### Source material

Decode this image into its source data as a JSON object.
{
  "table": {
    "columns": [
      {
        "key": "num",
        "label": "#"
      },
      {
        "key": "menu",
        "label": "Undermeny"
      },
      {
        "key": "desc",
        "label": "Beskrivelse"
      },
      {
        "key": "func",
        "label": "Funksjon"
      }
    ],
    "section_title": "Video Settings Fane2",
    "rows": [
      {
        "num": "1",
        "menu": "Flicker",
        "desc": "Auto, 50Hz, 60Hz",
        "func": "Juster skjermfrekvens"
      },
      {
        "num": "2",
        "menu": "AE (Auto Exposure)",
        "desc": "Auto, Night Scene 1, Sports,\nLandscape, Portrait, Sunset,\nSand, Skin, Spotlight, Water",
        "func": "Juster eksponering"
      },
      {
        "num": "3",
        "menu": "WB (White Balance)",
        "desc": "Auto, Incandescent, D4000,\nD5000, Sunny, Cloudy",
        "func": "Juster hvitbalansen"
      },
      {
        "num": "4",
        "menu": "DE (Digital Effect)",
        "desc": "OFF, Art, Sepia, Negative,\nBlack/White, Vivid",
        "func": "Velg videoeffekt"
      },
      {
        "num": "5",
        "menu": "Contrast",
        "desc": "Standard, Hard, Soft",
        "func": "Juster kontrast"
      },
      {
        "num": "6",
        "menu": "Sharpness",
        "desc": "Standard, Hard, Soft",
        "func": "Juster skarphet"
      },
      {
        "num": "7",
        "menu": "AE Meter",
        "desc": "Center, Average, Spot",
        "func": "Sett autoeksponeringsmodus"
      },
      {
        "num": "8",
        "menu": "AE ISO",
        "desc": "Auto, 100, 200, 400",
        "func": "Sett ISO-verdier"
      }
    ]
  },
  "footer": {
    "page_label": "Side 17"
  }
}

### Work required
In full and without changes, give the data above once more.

### Written response
Decode this image into its source data as a JSON object.
{
  "table": {
    "columns": [
      {
        "key": "num",
        "label": "#"
      },
      {
        "key": "menu",
        "label": "Undermeny"
      },
      {
        "key": "desc",
        "label": "Beskrivelse"
      },
      {
        "key": "func",
        "label": "Funksjon"
      }
    ],
    "section_title": "Video Settings Fane2",
    "rows": [
      {
        "num": "1",
        "menu": "Flicker",
        "desc": "Auto, 50Hz, 60Hz",
        "func": "Juster skjermfrekvens"
      },
      {
        "num": "2",
        "menu": "AE (Auto Exposure)",
        "desc": "Auto, Night Scene 1, Sports,\nLandscape, Portrait, Sunset,\nSand, Skin, Spotlight, Water",
        "func": "Juster eksponering"
      },
      {
        "num": "3",
        "menu": "WB (White Balance)",
        "desc": "Auto, Incandescent, D4000,\nD5000, Sunny, Cloudy",
        "func": "Juster hvitbalansen"
      },
      {
        "num": "4",
        "menu": "DE (Digital Effect)",
        "desc": "OFF, Art, Sepia, Negative,\nBlack/White, Vivid",
        "func": "Velg videoeffekt"
      },
      {
        "num": "5",
        "menu": "Contrast",
        "desc": "Standard, Hard, Soft",
        "func": "Juster kontrast"
      },
      {
        "num": "6",
        "menu": "Sharpness",
        "desc": "Standard, Hard, Soft",
        "func": "Juster skarphet"
      },
      {
        "num": "7",
        "menu": "AE Meter",
        "desc": "Center, Average, Spot",
        "func": "Sett autoeksponeringsmodus"
      },
      {
        "num": "8",
        "menu": "AE ISO",
        "desc": "Auto, 100, 200, 400",
        "func": "Sett ISO-verdier"
      }
    ]
  },
  "footer": {
    "page_label": "Side 17"
  }
}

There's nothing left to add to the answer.